• [INSTRUCTIONS TO FOLLOW]: Lift out each line of the data that holds "JSON".

• [RECORDS FOR THE TASK]:
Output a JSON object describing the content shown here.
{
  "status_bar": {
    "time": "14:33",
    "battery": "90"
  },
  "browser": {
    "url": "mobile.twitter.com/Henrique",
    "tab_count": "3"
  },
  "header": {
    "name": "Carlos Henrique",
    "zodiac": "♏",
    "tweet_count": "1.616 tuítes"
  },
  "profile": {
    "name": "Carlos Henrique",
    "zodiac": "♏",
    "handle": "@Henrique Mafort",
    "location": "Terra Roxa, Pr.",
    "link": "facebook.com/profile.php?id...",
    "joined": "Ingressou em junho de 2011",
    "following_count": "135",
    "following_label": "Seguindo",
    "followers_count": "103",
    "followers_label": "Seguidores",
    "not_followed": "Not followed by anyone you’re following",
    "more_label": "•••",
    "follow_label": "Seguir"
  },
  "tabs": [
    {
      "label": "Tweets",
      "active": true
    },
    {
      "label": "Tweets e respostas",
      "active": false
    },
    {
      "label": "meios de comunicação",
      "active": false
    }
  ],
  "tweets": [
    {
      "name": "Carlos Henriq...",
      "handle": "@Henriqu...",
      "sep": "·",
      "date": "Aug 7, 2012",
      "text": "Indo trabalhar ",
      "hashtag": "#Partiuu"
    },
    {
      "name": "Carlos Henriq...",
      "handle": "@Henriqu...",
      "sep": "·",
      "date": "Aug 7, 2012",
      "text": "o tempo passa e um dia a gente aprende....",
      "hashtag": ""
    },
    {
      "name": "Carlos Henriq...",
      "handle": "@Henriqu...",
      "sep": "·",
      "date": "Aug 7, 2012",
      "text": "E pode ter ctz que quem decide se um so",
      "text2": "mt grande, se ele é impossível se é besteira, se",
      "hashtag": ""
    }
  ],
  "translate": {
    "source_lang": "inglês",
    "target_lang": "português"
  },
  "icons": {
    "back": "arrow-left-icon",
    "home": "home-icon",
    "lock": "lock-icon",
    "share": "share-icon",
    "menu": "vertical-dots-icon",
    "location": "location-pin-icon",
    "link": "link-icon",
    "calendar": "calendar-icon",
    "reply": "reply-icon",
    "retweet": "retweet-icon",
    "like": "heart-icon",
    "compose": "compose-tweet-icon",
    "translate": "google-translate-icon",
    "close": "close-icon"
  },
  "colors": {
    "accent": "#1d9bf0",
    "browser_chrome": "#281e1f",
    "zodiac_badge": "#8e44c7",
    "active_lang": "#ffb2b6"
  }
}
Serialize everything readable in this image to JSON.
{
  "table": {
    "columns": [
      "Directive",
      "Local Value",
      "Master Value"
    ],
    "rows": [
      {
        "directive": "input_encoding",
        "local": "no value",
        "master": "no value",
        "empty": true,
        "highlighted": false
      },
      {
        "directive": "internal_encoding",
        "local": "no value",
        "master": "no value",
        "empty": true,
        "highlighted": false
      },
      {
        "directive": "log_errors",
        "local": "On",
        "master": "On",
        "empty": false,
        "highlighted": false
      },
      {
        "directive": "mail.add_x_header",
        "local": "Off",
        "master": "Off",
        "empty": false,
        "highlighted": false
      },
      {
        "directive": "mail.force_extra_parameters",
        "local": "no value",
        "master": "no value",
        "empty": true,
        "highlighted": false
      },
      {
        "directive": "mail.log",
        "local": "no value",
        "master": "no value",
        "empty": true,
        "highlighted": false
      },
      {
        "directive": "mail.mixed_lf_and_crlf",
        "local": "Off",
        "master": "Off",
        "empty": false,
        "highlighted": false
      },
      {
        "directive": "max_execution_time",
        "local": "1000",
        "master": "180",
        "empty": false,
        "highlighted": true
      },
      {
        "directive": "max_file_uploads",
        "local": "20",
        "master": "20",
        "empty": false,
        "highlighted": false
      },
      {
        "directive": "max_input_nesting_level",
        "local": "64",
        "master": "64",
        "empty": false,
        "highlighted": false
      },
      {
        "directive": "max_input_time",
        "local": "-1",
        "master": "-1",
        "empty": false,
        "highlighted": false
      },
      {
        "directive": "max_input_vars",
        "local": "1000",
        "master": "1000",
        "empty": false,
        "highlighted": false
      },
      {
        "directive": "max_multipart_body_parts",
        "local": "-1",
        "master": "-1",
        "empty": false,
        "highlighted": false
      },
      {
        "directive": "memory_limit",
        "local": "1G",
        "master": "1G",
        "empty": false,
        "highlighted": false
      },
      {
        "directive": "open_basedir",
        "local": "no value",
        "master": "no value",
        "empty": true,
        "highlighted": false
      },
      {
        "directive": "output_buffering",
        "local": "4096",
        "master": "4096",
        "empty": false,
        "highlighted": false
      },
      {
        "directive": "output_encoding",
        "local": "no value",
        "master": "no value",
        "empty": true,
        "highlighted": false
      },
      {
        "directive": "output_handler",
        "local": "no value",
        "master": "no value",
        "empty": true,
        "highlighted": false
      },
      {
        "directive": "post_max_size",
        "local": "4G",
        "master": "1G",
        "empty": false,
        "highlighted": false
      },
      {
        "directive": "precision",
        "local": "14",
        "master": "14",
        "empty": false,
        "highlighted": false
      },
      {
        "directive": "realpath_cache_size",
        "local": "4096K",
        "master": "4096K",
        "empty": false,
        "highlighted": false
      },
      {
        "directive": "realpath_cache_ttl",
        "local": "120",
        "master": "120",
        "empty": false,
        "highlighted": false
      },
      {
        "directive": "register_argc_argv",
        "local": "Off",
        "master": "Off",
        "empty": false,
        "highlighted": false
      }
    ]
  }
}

• [RESULT FOR THIS TASK]:
Output a JSON object describing the content shown here.
Serialize everything readable in this image to JSON.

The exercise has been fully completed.